## Instructions to follow
Check every line of the entries below for the word "data", and copy the ones that have it.

-------------------------

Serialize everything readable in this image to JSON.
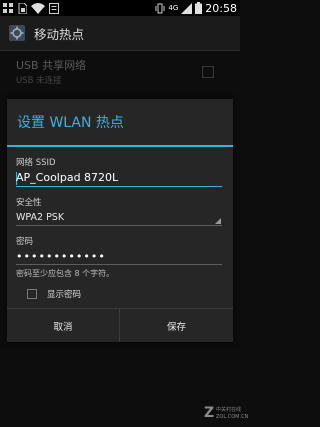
{
  "status_bar": {
    "network_label": "4G",
    "time": "20:58"
  },
  "action_bar": {
    "title": "移动热点"
  },
  "background_list": {
    "usb_title": "USB 共享网络",
    "usb_sub": "USB 未连接"
  },
  "dialog": {
    "title": "设置 WLAN 热点",
    "ssid_label": "网络 SSID",
    "ssid_value": "AP_Coolpad 8720L",
    "security_label": "安全性",
    "security_value": "WPA2 PSK",
    "password_label": "密码",
    "password_value": "••••••••••••",
    "password_hint": "密码至少应包含 8 个字符。",
    "show_password_label": "显示密码",
    "show_password_checked": false,
    "cancel_label": "取消",
    "save_label": "保存"
  },
  "colors": {
    "accent": "#34b3e4",
    "dialog_bg": "#262626",
    "screen_bg": "#0d0d0d"
  },
  "icons": [
    "app-grid-icon",
    "sim-icon",
    "wifi-icon",
    "notification-icon",
    "signal-icon",
    "battery-icon",
    "hotspot-settings-icon"
  ],
  "watermark": {
    "logo": "Z",
    "line1": "中关村在线",
    "line2": "ZOL.COM.CN"
  }
}
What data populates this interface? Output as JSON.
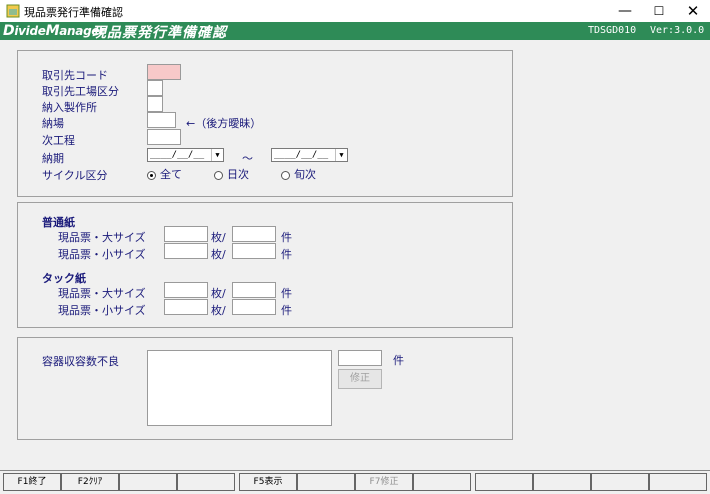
{
  "window": {
    "title": "現品票発行準備確認",
    "minimize": "—",
    "maximize": "☐",
    "close": "✕"
  },
  "header": {
    "logo_d": "D",
    "logo_ivide": "ivide",
    "logo_m": "M",
    "logo_anager": "anager",
    "screen_title": "現品票発行準備確認",
    "screen_id": "TDSGD010",
    "version": "Ver:3.0.0"
  },
  "form": {
    "supplier_code_label": "取引先コード",
    "supplier_factory_label": "取引先工場区分",
    "delivery_plant_label": "納入製作所",
    "delivery_place_label": "納場",
    "delivery_place_note": "←（後方曖昧）",
    "next_process_label": "次工程",
    "due_date_label": "納期",
    "date_from_value": "____/__/__",
    "date_to_value": "____/__/__",
    "date_separator": "～",
    "cycle_label": "サイクル区分",
    "cycle_options": [
      "全て",
      "日次",
      "旬次"
    ],
    "cycle_selected": "全て"
  },
  "paper": {
    "plain_paper_label": "普通紙",
    "tack_paper_label": "タック紙",
    "large_label": "現品票・大サイズ",
    "small_label": "現品票・小サイズ",
    "sheets_unit": "枚/",
    "items_unit": "件"
  },
  "container": {
    "label": "容器収容数不良",
    "items_unit": "件",
    "fix_button": "修正"
  },
  "function_keys": [
    "F1終了",
    "F2ｸﾘｱ",
    "",
    "",
    "F5表示",
    "",
    "F7修正",
    "",
    "",
    "",
    "",
    ""
  ]
}
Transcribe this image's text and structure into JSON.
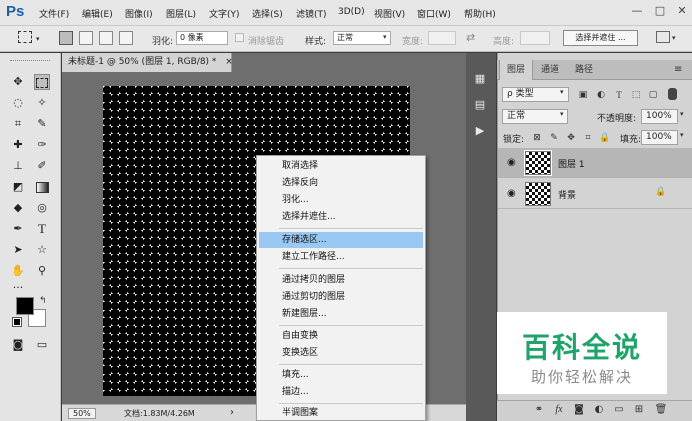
{
  "app": {
    "logo": "Ps"
  },
  "menubar": {
    "items": [
      "文件(F)",
      "编辑(E)",
      "图像(I)",
      "图层(L)",
      "文字(Y)",
      "选择(S)",
      "滤镜(T)",
      "3D(D)",
      "视图(V)",
      "窗口(W)",
      "帮助(H)"
    ],
    "window_controls": [
      "—",
      "□",
      "✕"
    ]
  },
  "options": {
    "feather_label": "羽化:",
    "feather_value": "0 像素",
    "antialias_label": "消除锯齿",
    "style_label": "样式:",
    "style_value": "正常",
    "width_label": "宽度:",
    "height_label": "高度:",
    "select_mask_button": "选择并遮住 ..."
  },
  "document": {
    "tab_title": "未标题-1 @ 50% (图层 1, RGB/8) *",
    "tab_close": "×",
    "zoom": "50%",
    "doc_info": "文档:1.83M/4.26M",
    "status_arrow": "›"
  },
  "context_menu": {
    "groups": [
      [
        "取消选择",
        "选择反向",
        "羽化...",
        "选择并遮住..."
      ],
      [
        "存储选区...",
        "建立工作路径..."
      ],
      [
        "通过拷贝的图层",
        "通过剪切的图层",
        "新建图层..."
      ],
      [
        "自由变换",
        "变换选区"
      ],
      [
        "填充...",
        "描边..."
      ],
      [
        "半调图案"
      ]
    ],
    "highlighted": "存储选区..."
  },
  "layers_panel": {
    "tabs": [
      "图层",
      "通道",
      "路径"
    ],
    "active_tab": "图层",
    "filter_kind": "ρ 类型",
    "blend_mode": "正常",
    "opacity_label": "不透明度:",
    "opacity_value": "100%",
    "lock_label": "锁定:",
    "fill_label": "填充:",
    "fill_value": "100%",
    "layers": [
      {
        "name": "图层 1",
        "selected": true,
        "locked": false
      },
      {
        "name": "背景",
        "selected": false,
        "locked": true
      }
    ],
    "bottom_icons": [
      "link-icon",
      "fx-icon",
      "mask-icon",
      "adjustment-icon",
      "group-icon",
      "new-layer-icon",
      "trash-icon"
    ]
  },
  "watermark": {
    "title": "百科全说",
    "subtitle": "助你轻松解决"
  },
  "colors": {
    "highlight": "#99c9f2",
    "watermark_green": "#1ea36a",
    "ps_blue": "#1f5fa8"
  }
}
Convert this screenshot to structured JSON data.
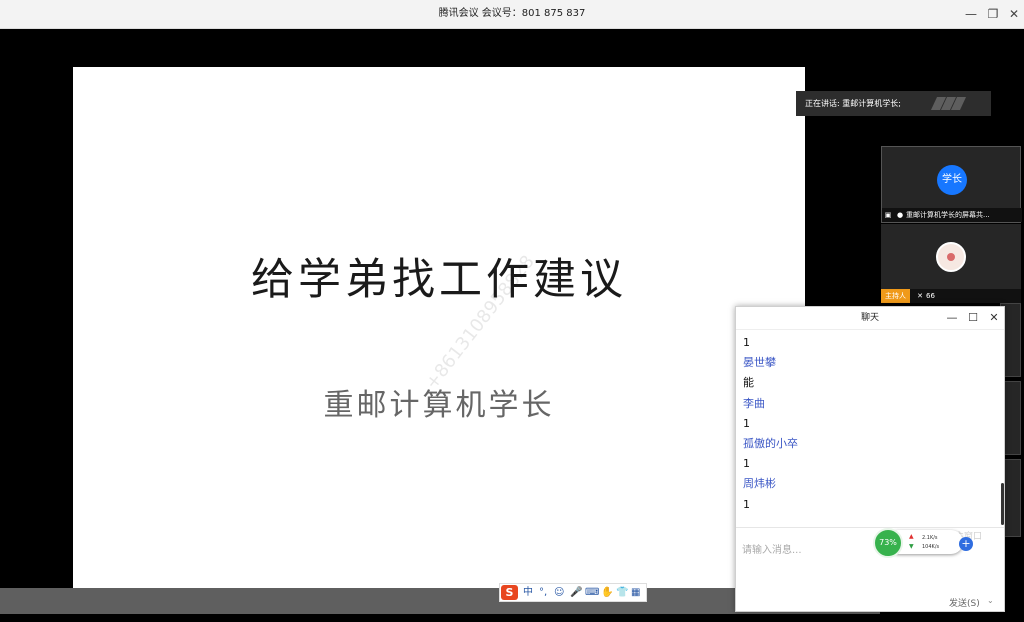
{
  "window": {
    "title": "腾讯会议 会议号：801 875 837",
    "minimize": "—",
    "restore": "❐",
    "close": "✕"
  },
  "slide": {
    "title": "给学弟找工作建议",
    "subtitle": "重邮计算机学长",
    "watermark": "+8613108958828"
  },
  "speaking": {
    "text": "正在讲话: 重邮计算机学长;"
  },
  "participants": [
    {
      "avatar_text": "学长",
      "label": "重邮计算机学长的屏幕共...",
      "icons": [
        "screen-share-icon",
        "mic-icon"
      ]
    },
    {
      "avatar_text": "",
      "host_badge": "主持人",
      "label": "66",
      "icons": [
        "mic-muted-icon"
      ]
    }
  ],
  "chat": {
    "title": "聊天",
    "messages": [
      {
        "type": "body",
        "text": "1"
      },
      {
        "type": "name",
        "text": "晏世攀"
      },
      {
        "type": "body",
        "text": "能"
      },
      {
        "type": "name",
        "text": "李曲"
      },
      {
        "type": "body",
        "text": "1"
      },
      {
        "type": "name",
        "text": "孤傲的小卒"
      },
      {
        "type": "body",
        "text": "1"
      },
      {
        "type": "name",
        "text": "周炜彬"
      },
      {
        "type": "body",
        "text": "1"
      }
    ],
    "input_placeholder": "请输入消息...",
    "back_to_main": "回主窗口",
    "send_label": "发送(S)",
    "send_dropdown": "⌄"
  },
  "net_widget": {
    "percent": "73%",
    "upload": "2.1K/s",
    "download": "104K/s",
    "accent": "#37b24d"
  },
  "ime": {
    "logo": "S",
    "items": [
      "中",
      "°,",
      "☺",
      "🎤",
      "⌨",
      "✋",
      "👕",
      "▦"
    ]
  },
  "colors": {
    "chat_name": "#3a56c5",
    "host_badge": "#f09a1a",
    "avatar_blue": "#1777ff"
  }
}
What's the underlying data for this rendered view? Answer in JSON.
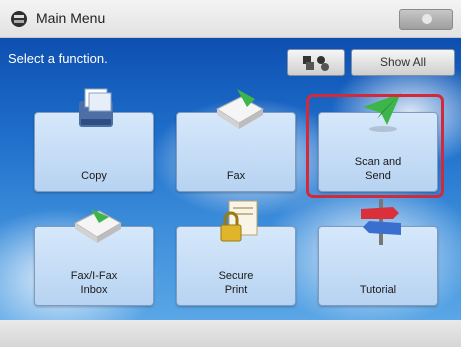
{
  "header": {
    "title": "Main Menu"
  },
  "subtitle": "Select a function.",
  "toolbar": {
    "show_all_label": "Show All"
  },
  "tiles": [
    {
      "label": "Copy",
      "icon": "copy-icon"
    },
    {
      "label": "Fax",
      "icon": "fax-icon"
    },
    {
      "label": "Scan and\nSend",
      "icon": "scan-send-icon",
      "selected": true
    },
    {
      "label": "Fax/I-Fax\nInbox",
      "icon": "inbox-icon"
    },
    {
      "label": "Secure\nPrint",
      "icon": "secure-print-icon"
    },
    {
      "label": "Tutorial",
      "icon": "tutorial-icon"
    }
  ],
  "colors": {
    "selection": "#d32a3a",
    "sky_top": "#0d4fb0",
    "tile": "#c9def6"
  }
}
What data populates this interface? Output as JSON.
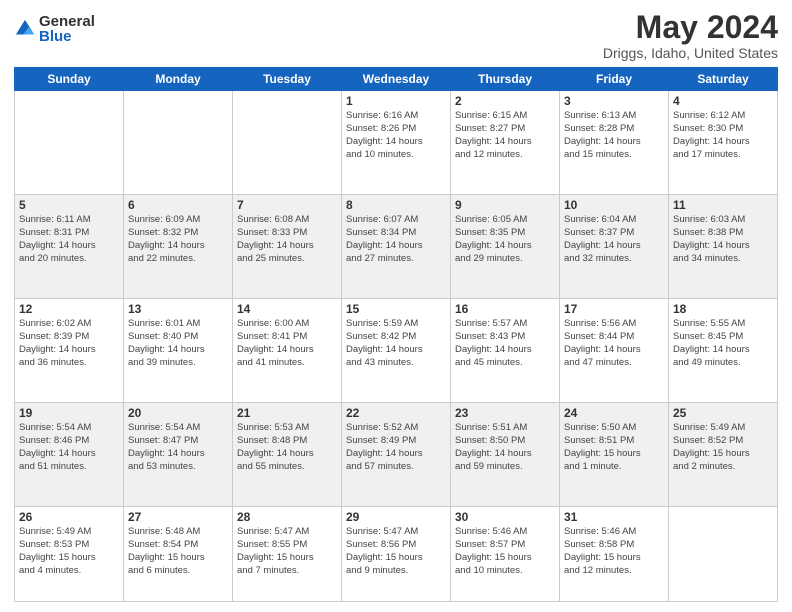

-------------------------

## Solution to this task
What data populates this interface? Output as JSON.
Convert this screenshot to structured JSON data.
What's the underlying data for this rendered view? Answer in JSON.
What data populates this interface? Output as JSON.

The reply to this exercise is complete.